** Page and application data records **
┄┄┄┄┄┄┄┄┄┄┄┄┄┄┄┄┄┄┄┄
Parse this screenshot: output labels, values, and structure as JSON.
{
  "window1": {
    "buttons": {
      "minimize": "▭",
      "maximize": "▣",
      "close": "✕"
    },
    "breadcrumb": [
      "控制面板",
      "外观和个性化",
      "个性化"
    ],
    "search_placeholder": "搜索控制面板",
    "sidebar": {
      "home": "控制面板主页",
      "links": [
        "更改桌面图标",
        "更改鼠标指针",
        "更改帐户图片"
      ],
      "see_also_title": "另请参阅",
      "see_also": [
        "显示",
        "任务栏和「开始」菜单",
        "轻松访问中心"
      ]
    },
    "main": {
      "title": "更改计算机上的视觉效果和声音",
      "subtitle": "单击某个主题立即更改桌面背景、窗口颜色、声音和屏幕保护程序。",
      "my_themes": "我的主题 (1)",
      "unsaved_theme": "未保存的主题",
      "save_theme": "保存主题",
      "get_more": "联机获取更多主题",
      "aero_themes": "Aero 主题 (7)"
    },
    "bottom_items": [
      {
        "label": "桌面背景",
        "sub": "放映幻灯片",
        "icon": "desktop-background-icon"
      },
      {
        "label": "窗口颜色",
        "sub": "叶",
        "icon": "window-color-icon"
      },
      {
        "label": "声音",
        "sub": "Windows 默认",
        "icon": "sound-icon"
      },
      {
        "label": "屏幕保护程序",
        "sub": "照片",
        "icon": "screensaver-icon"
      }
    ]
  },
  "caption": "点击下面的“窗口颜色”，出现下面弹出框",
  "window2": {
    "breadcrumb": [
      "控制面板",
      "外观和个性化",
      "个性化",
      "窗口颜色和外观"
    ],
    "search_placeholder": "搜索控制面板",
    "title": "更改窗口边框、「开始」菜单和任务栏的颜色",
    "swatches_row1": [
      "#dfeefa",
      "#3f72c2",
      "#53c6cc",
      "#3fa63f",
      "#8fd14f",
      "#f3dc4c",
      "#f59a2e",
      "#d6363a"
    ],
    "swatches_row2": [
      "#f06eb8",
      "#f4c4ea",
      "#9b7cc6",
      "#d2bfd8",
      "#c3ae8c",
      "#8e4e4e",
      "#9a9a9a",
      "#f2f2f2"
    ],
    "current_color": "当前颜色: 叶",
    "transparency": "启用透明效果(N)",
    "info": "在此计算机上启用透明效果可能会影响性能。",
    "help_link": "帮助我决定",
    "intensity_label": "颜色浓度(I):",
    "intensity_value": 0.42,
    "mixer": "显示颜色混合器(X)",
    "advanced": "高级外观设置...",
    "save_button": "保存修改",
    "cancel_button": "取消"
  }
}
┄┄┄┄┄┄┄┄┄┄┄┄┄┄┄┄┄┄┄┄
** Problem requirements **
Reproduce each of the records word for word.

** Reply **
Parse this screenshot: output labels, values, and structure as JSON.
{
  "window1": {
    "buttons": {
      "minimize": "▭",
      "maximize": "▣",
      "close": "✕"
    },
    "breadcrumb": [
      "控制面板",
      "外观和个性化",
      "个性化"
    ],
    "search_placeholder": "搜索控制面板",
    "sidebar": {
      "home": "控制面板主页",
      "links": [
        "更改桌面图标",
        "更改鼠标指针",
        "更改帐户图片"
      ],
      "see_also_title": "另请参阅",
      "see_also": [
        "显示",
        "任务栏和「开始」菜单",
        "轻松访问中心"
      ]
    },
    "main": {
      "title": "更改计算机上的视觉效果和声音",
      "subtitle": "单击某个主题立即更改桌面背景、窗口颜色、声音和屏幕保护程序。",
      "my_themes": "我的主题 (1)",
      "unsaved_theme": "未保存的主题",
      "save_theme": "保存主题",
      "get_more": "联机获取更多主题",
      "aero_themes": "Aero 主题 (7)"
    },
    "bottom_items": [
      {
        "label": "桌面背景",
        "sub": "放映幻灯片",
        "icon": "desktop-background-icon"
      },
      {
        "label": "窗口颜色",
        "sub": "叶",
        "icon": "window-color-icon"
      },
      {
        "label": "声音",
        "sub": "Windows 默认",
        "icon": "sound-icon"
      },
      {
        "label": "屏幕保护程序",
        "sub": "照片",
        "icon": "screensaver-icon"
      }
    ]
  },
  "caption": "点击下面的“窗口颜色”，出现下面弹出框",
  "window2": {
    "breadcrumb": [
      "控制面板",
      "外观和个性化",
      "个性化",
      "窗口颜色和外观"
    ],
    "search_placeholder": "搜索控制面板",
    "title": "更改窗口边框、「开始」菜单和任务栏的颜色",
    "swatches_row1": [
      "#dfeefa",
      "#3f72c2",
      "#53c6cc",
      "#3fa63f",
      "#8fd14f",
      "#f3dc4c",
      "#f59a2e",
      "#d6363a"
    ],
    "swatches_row2": [
      "#f06eb8",
      "#f4c4ea",
      "#9b7cc6",
      "#d2bfd8",
      "#c3ae8c",
      "#8e4e4e",
      "#9a9a9a",
      "#f2f2f2"
    ],
    "current_color": "当前颜色: 叶",
    "transparency": "启用透明效果(N)",
    "info": "在此计算机上启用透明效果可能会影响性能。",
    "help_link": "帮助我决定",
    "intensity_label": "颜色浓度(I):",
    "intensity_value": 0.42,
    "mixer": "显示颜色混合器(X)",
    "advanced": "高级外观设置...",
    "save_button": "保存修改",
    "cancel_button": "取消"
  }
}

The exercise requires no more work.